Work request - Line by line, the entries below are to be reproduced unaltered.

⁂

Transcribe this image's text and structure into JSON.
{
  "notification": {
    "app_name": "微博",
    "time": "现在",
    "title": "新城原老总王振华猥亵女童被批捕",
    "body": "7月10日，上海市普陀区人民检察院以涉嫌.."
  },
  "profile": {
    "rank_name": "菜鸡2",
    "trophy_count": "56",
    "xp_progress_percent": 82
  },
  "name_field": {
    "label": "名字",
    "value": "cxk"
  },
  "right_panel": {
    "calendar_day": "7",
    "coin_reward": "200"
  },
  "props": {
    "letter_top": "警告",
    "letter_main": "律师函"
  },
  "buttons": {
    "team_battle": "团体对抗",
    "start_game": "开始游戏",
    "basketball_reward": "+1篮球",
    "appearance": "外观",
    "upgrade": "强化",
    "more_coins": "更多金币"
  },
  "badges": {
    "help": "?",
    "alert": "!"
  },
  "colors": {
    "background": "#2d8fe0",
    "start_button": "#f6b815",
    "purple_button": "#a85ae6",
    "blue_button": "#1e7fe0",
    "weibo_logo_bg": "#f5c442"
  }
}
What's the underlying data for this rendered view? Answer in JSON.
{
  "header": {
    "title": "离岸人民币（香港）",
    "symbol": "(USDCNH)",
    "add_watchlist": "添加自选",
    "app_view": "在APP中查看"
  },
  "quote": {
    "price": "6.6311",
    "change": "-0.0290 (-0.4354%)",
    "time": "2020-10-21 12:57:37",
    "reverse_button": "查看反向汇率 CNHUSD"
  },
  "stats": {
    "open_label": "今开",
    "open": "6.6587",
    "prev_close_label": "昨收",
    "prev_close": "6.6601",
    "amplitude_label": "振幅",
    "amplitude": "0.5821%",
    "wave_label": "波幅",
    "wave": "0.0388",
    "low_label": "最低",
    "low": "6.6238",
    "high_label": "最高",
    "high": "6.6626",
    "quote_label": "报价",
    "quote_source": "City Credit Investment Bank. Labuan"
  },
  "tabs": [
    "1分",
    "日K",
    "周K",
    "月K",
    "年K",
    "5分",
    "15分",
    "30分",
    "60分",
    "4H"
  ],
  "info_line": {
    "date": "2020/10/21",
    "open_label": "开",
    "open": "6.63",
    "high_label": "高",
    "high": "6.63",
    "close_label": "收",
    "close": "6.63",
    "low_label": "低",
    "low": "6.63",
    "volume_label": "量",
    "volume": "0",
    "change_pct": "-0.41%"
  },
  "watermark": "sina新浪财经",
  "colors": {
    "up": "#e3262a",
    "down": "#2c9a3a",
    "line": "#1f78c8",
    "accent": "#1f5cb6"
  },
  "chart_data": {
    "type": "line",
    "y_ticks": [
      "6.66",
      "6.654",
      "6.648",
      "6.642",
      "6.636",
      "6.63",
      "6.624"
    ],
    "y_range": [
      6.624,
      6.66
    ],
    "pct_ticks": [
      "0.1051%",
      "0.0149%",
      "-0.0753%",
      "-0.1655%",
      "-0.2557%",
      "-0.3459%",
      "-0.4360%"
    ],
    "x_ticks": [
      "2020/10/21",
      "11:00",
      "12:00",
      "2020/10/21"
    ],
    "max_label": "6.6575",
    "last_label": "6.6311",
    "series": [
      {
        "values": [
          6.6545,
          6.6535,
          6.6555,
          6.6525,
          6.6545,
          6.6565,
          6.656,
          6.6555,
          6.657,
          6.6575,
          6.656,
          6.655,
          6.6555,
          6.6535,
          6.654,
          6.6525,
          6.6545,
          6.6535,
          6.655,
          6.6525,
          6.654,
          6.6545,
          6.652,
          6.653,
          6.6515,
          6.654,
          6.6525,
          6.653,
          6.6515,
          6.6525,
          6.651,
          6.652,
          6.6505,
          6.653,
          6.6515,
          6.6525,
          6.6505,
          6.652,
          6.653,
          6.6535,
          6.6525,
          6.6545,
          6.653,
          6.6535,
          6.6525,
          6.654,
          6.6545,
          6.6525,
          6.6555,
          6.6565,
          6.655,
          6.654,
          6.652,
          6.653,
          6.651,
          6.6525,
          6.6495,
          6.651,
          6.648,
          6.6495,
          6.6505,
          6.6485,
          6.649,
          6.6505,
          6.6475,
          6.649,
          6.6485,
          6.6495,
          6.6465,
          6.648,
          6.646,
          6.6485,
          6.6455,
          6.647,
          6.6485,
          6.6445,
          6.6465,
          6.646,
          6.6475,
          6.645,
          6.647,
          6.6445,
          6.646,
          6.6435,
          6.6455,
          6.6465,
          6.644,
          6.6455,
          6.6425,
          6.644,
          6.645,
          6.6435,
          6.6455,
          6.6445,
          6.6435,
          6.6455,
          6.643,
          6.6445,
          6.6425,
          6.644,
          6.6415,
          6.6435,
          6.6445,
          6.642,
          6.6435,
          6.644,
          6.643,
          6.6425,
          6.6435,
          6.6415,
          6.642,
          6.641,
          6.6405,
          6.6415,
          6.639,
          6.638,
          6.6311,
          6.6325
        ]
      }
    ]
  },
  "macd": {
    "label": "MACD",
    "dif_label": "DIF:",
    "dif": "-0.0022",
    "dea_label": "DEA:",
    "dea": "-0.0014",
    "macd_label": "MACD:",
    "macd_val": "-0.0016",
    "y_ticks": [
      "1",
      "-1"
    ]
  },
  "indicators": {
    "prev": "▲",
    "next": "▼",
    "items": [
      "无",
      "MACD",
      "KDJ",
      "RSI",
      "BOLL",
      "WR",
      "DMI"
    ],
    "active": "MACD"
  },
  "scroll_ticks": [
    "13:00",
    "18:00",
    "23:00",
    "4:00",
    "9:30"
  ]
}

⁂

Completed task -
Transcribe this image's text and structure into JSON.
{
  "notification": {
    "app_name": "微博",
    "time": "现在",
    "title": "新城原老总王振华猥亵女童被批捕",
    "body": "7月10日，上海市普陀区人民检察院以涉嫌.."
  },
  "profile": {
    "rank_name": "菜鸡2",
    "trophy_count": "56",
    "xp_progress_percent": 82
  },
  "name_field": {
    "label": "名字",
    "value": "cxk"
  },
  "right_panel": {
    "calendar_day": "7",
    "coin_reward": "200"
  },
  "props": {
    "letter_top": "警告",
    "letter_main": "律师函"
  },
  "buttons": {
    "team_battle": "团体对抗",
    "start_game": "开始游戏",
    "basketball_reward": "+1篮球",
    "appearance": "外观",
    "upgrade": "强化",
    "more_coins": "更多金币"
  },
  "badges": {
    "help": "?",
    "alert": "!"
  },
  "colors": {
    "background": "#2d8fe0",
    "start_button": "#f6b815",
    "purple_button": "#a85ae6",
    "blue_button": "#1e7fe0",
    "weibo_logo_bg": "#f5c442"
  }
}
What's the underlying data for this rendered view? Answer in JSON.
{
  "header": {
    "title": "离岸人民币（香港）",
    "symbol": "(USDCNH)",
    "add_watchlist": "添加自选",
    "app_view": "在APP中查看"
  },
  "quote": {
    "price": "6.6311",
    "change": "-0.0290 (-0.4354%)",
    "time": "2020-10-21 12:57:37",
    "reverse_button": "查看反向汇率 CNHUSD"
  },
  "stats": {
    "open_label": "今开",
    "open": "6.6587",
    "prev_close_label": "昨收",
    "prev_close": "6.6601",
    "amplitude_label": "振幅",
    "amplitude": "0.5821%",
    "wave_label": "波幅",
    "wave": "0.0388",
    "low_label": "最低",
    "low": "6.6238",
    "high_label": "最高",
    "high": "6.6626",
    "quote_label": "报价",
    "quote_source": "City Credit Investment Bank. Labuan"
  },
  "tabs": [
    "1分",
    "日K",
    "周K",
    "月K",
    "年K",
    "5分",
    "15分",
    "30分",
    "60分",
    "4H"
  ],
  "info_line": {
    "date": "2020/10/21",
    "open_label": "开",
    "open": "6.63",
    "high_label": "高",
    "high": "6.63",
    "close_label": "收",
    "close": "6.63",
    "low_label": "低",
    "low": "6.63",
    "volume_label": "量",
    "volume": "0",
    "change_pct": "-0.41%"
  },
  "watermark": "sina新浪财经",
  "colors": {
    "up": "#e3262a",
    "down": "#2c9a3a",
    "line": "#1f78c8",
    "accent": "#1f5cb6"
  },
  "chart_data": {
    "type": "line",
    "y_ticks": [
      "6.66",
      "6.654",
      "6.648",
      "6.642",
      "6.636",
      "6.63",
      "6.624"
    ],
    "y_range": [
      6.624,
      6.66
    ],
    "pct_ticks": [
      "0.1051%",
      "0.0149%",
      "-0.0753%",
      "-0.1655%",
      "-0.2557%",
      "-0.3459%",
      "-0.4360%"
    ],
    "x_ticks": [
      "2020/10/21",
      "11:00",
      "12:00",
      "2020/10/21"
    ],
    "max_label": "6.6575",
    "last_label": "6.6311",
    "series": [
      {
        "values": [
          6.6545,
          6.6535,
          6.6555,
          6.6525,
          6.6545,
          6.6565,
          6.656,
          6.6555,
          6.657,
          6.6575,
          6.656,
          6.655,
          6.6555,
          6.6535,
          6.654,
          6.6525,
          6.6545,
          6.6535,
          6.655,
          6.6525,
          6.654,
          6.6545,
          6.652,
          6.653,
          6.6515,
          6.654,
          6.6525,
          6.653,
          6.6515,
          6.6525,
          6.651,
          6.652,
          6.6505,
          6.653,
          6.6515,
          6.6525,
          6.6505,
          6.652,
          6.653,
          6.6535,
          6.6525,
          6.6545,
          6.653,
          6.6535,
          6.6525,
          6.654,
          6.6545,
          6.6525,
          6.6555,
          6.6565,
          6.655,
          6.654,
          6.652,
          6.653,
          6.651,
          6.6525,
          6.6495,
          6.651,
          6.648,
          6.6495,
          6.6505,
          6.6485,
          6.649,
          6.6505,
          6.6475,
          6.649,
          6.6485,
          6.6495,
          6.6465,
          6.648,
          6.646,
          6.6485,
          6.6455,
          6.647,
          6.6485,
          6.6445,
          6.6465,
          6.646,
          6.6475,
          6.645,
          6.647,
          6.6445,
          6.646,
          6.6435,
          6.6455,
          6.6465,
          6.644,
          6.6455,
          6.6425,
          6.644,
          6.645,
          6.6435,
          6.6455,
          6.6445,
          6.6435,
          6.6455,
          6.643,
          6.6445,
          6.6425,
          6.644,
          6.6415,
          6.6435,
          6.6445,
          6.642,
          6.6435,
          6.644,
          6.643,
          6.6425,
          6.6435,
          6.6415,
          6.642,
          6.641,
          6.6405,
          6.6415,
          6.639,
          6.638,
          6.6311,
          6.6325
        ]
      }
    ]
  },
  "macd": {
    "label": "MACD",
    "dif_label": "DIF:",
    "dif": "-0.0022",
    "dea_label": "DEA:",
    "dea": "-0.0014",
    "macd_label": "MACD:",
    "macd_val": "-0.0016",
    "y_ticks": [
      "1",
      "-1"
    ]
  },
  "indicators": {
    "prev": "▲",
    "next": "▼",
    "items": [
      "无",
      "MACD",
      "KDJ",
      "RSI",
      "BOLL",
      "WR",
      "DMI"
    ],
    "active": "MACD"
  },
  "scroll_ticks": [
    "13:00",
    "18:00",
    "23:00",
    "4:00",
    "9:30"
  ]
}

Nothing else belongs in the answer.